_Requirement_
Find every line below with the string "title" and pick it out.

Items from an interface collection:
--- --- ---
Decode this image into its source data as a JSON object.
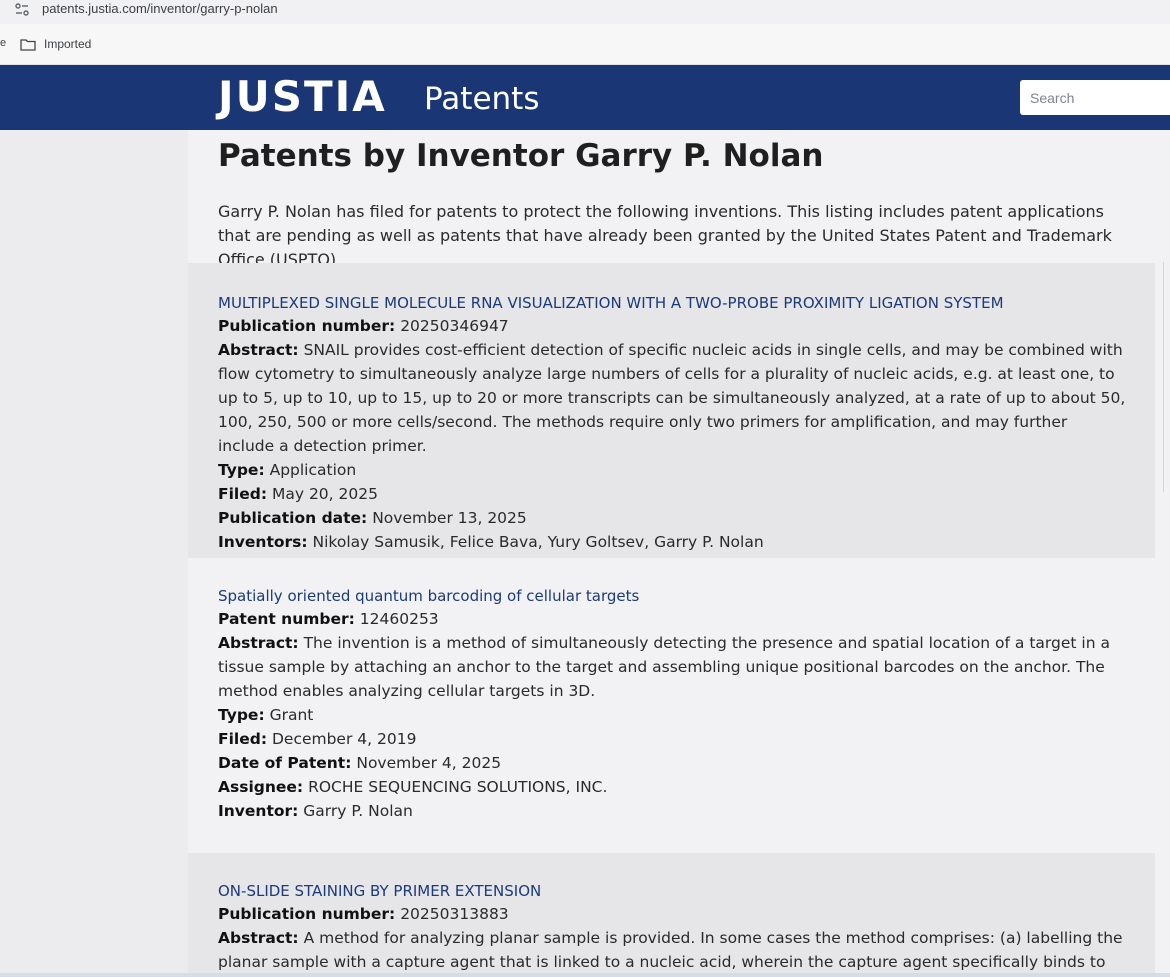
{
  "browser": {
    "url": "patents.justia.com/inventor/garry-p-nolan",
    "bookmark_edge": "e",
    "bookmark_folder": "Imported"
  },
  "header": {
    "logo_main": "JUSTIA",
    "logo_sub": "Patents",
    "search_placeholder": "Search"
  },
  "page": {
    "title": "Patents by Inventor Garry P. Nolan",
    "intro": "Garry P. Nolan has filed for patents to protect the following inventions. This listing includes patent applications that are pending as well as patents that have already been granted by the United States Patent and Trademark Office (USPTO)."
  },
  "entries": [
    {
      "title": "MULTIPLEXED SINGLE MOLECULE RNA VISUALIZATION WITH A TWO-PROBE PROXIMITY LIGATION SYSTEM",
      "fields": [
        {
          "label": "Publication number:",
          "value": "20250346947"
        },
        {
          "label": "Abstract:",
          "value": "SNAIL provides cost-efficient detection of specific nucleic acids in single cells, and may be combined with flow cytometry to simultaneously analyze large numbers of cells for a plurality of nucleic acids, e.g. at least one, to up to 5, up to 10, up to 15, up to 20 or more transcripts can be simultaneously analyzed, at a rate of up to about 50, 100, 250, 500 or more cells/second. The methods require only two primers for amplification, and may further include a detection primer."
        },
        {
          "label": "Type:",
          "value": "Application"
        },
        {
          "label": "Filed:",
          "value": "May 20, 2025"
        },
        {
          "label": "Publication date:",
          "value": "November 13, 2025"
        },
        {
          "label": "Inventors:",
          "value": "Nikolay Samusik, Felice Bava, Yury Goltsev, Garry P. Nolan"
        }
      ]
    },
    {
      "title": "Spatially oriented quantum barcoding of cellular targets",
      "fields": [
        {
          "label": "Patent number:",
          "value": "12460253"
        },
        {
          "label": "Abstract:",
          "value": "The invention is a method of simultaneously detecting the presence and spatial location of a target in a tissue sample by attaching an anchor to the target and assembling unique positional barcodes on the anchor. The method enables analyzing cellular targets in 3D."
        },
        {
          "label": "Type:",
          "value": "Grant"
        },
        {
          "label": "Filed:",
          "value": "December 4, 2019"
        },
        {
          "label": "Date of Patent:",
          "value": "November 4, 2025"
        },
        {
          "label": "Assignee:",
          "value": "ROCHE SEQUENCING SOLUTIONS, INC."
        },
        {
          "label": "Inventor:",
          "value": "Garry P. Nolan"
        }
      ]
    },
    {
      "title": "ON-SLIDE STAINING BY PRIMER EXTENSION",
      "fields": [
        {
          "label": "Publication number:",
          "value": "20250313883"
        },
        {
          "label": "Abstract:",
          "value": "A method for analyzing planar sample is provided. In some cases the method comprises: (a) labelling the planar sample with a capture agent that is linked to a nucleic acid, wherein the capture agent specifically binds to"
        }
      ]
    }
  ]
}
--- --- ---
_Finished task_
    "title": "Patents by Inventor Garry P. Nolan",
      "title": "MULTIPLEXED SINGLE MOLECULE RNA VISUALIZATION WITH A TWO-PROBE PROXIMITY LIGATION SYSTEM",
      "title": "Spatially oriented quantum barcoding of cellular targets",
      "title": "ON-SLIDE STAINING BY PRIMER EXTENSION",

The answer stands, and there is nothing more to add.